The interview might have been a definite no-go, but spurred on by Jungle, I only had more questions: How was it that Astrud Gilberto, the Girl From Ipanema, made a new record this good, and so far as I could see, had no booking agent, no proper publicist and, crazier even still, no record label? (As of this writing, the album is for sale only at www. astrudgilberto.com.)
That said nothing of the most basic question: How did Astrud Gilberto wind up living here, of all the places in the world, in Philadelphia? The go-between wasn't saying, Astrud certainly didn't want to talk about it, and it seemed like nobody else knew. I wrote back to her manager, wondering if, given the general nature of my questions, he could answer a few for me. Within hours came the response:
"As for your inquiry, an interview with me in lieu of or about Astrud Gilberto, is not a viable option. We appreciate your understanding in that regard, as well."
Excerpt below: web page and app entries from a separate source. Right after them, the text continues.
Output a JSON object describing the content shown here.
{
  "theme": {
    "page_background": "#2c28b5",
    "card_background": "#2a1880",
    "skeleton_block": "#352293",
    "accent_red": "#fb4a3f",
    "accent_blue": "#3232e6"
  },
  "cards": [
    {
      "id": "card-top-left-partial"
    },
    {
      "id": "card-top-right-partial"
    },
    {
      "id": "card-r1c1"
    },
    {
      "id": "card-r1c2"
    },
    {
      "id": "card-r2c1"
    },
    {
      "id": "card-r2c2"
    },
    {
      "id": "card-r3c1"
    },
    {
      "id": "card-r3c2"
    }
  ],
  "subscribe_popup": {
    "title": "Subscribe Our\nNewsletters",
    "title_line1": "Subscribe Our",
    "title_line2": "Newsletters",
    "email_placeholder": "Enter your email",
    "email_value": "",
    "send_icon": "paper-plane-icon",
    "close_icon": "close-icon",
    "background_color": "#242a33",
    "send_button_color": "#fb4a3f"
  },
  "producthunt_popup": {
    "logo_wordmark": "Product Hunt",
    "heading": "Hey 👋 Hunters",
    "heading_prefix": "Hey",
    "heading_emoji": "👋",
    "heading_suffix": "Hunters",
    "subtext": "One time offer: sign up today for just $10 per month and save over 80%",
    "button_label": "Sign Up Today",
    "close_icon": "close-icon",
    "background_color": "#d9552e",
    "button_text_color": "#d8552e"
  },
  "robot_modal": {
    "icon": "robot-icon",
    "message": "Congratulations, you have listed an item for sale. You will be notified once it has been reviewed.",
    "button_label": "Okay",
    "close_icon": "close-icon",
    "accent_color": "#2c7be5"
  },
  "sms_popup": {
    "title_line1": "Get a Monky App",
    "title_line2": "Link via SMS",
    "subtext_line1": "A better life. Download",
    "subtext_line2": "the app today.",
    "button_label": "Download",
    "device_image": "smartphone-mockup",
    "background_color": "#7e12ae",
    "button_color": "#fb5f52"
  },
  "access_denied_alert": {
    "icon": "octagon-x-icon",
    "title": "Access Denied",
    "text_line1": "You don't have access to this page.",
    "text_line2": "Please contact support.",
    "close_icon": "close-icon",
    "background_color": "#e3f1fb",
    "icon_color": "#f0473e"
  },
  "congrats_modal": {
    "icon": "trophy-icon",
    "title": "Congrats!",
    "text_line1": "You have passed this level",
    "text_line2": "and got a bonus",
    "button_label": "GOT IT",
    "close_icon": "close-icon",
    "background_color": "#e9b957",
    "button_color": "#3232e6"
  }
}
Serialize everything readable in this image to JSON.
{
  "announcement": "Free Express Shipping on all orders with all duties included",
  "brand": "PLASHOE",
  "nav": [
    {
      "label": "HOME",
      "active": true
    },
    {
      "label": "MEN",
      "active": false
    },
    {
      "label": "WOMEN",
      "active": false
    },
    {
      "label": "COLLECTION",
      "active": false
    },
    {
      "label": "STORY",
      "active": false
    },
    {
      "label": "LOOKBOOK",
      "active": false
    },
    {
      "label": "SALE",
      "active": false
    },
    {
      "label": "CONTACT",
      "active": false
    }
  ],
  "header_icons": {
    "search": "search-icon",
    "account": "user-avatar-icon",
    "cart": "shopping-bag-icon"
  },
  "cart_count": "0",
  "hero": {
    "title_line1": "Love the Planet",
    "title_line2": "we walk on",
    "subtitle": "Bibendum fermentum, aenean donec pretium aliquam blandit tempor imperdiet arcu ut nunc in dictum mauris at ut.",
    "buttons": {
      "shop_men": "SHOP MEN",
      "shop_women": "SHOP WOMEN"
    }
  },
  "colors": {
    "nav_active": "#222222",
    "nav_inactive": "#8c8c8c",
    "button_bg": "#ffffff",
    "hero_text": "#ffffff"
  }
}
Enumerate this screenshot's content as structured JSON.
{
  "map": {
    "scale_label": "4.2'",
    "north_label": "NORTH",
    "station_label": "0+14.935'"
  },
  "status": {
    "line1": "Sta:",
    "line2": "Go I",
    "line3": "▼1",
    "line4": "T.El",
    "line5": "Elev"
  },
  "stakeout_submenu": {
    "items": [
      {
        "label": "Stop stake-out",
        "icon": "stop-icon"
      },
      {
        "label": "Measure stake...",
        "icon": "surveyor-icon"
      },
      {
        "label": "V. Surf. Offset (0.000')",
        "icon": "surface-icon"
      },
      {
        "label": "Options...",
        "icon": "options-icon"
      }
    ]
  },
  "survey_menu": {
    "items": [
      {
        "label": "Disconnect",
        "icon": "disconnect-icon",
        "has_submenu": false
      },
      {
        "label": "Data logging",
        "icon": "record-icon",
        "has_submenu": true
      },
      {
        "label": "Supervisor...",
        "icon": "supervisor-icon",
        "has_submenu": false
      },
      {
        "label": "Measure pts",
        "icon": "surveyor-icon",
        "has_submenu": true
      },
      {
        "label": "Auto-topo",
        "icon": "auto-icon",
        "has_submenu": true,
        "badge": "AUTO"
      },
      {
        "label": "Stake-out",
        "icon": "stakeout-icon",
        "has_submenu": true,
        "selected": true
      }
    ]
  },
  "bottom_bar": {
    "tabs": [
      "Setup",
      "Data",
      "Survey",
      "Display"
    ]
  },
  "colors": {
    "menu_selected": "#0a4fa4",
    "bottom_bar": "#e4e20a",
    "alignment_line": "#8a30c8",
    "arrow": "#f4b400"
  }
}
So much for that idea. But he did offer me something else:
Being Black: It's not the skin color